A cross-sectional study describing motivations and barriers to voluntary medical male circumcision in Lesotho

BMC Public Health. 2014 Oct 30;14:1119. doi: 10.1186/1471-2458-14-1119.

Abstract

Background: In February 2012, the Lesotho Ministry of Health launched a national voluntary medical male circumcision (VMMC) program. To assess the motivations for seeking VMMC, a cross-sectional mixed methods study was conducted among clients aged 18 years and older at four sites.

Methods: A total of 161 men participated in individual survey interviews and 35 participated in four focus group discussions.

Results: Men sought medical circumcision for the following main reasons: protection against HIV (73%), protection from other sexually transmitted infections (62%), and improved penile hygiene (47%). Forty percent learned about VMMC through friends who had already accessed services. According to these men, perceived concerns hindering service uptake include fear of pain (57%), a female provider (18%), and "compulsory" HIV testing (15%).

Conclusions: The study provides important insights into the motivations of clients seeking VMMC services.
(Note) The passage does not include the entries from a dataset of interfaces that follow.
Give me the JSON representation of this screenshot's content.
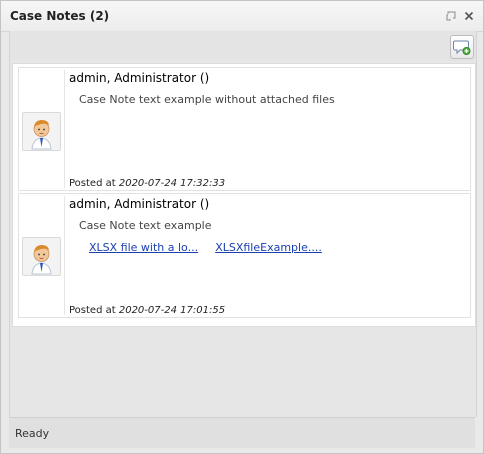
{
  "window": {
    "title": "Case Notes (2)"
  },
  "toolbar": {
    "add_note_icon": "comment-add-icon"
  },
  "notes": [
    {
      "author": "admin, Administrator ()",
      "text": "Case Note text example without attached files",
      "posted_label": "Posted at",
      "posted_at": "2020-07-24 17:32:33",
      "attachments": []
    },
    {
      "author": "admin, Administrator ()",
      "text": "Case Note text example",
      "posted_label": "Posted at",
      "posted_at": "2020-07-24 17:01:55",
      "attachments": [
        "XLSX file with a lo...",
        "XLSXfileExample...."
      ]
    }
  ],
  "status": {
    "text": "Ready"
  }
}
Findings can be used by the national VMMC program to attract more clients and address barriers to uptake.

Publication types

  • Research Support, U.S. Gov't, Non-P.H.S.

MeSH terms

  • Adolescent
  • Adult
  • Attitude to Health*
  • Circumcision, Male / psychology*
  • Circumcision, Male / statistics & numerical data
  • Cross-Sectional Studies
  • Humans
  • Lesotho / epidemiology
  • Male
  • Middle Aged
  • Patient Acceptance of Health Care*
  • Rural Population
  • Socioeconomic Factors
  • Urban Population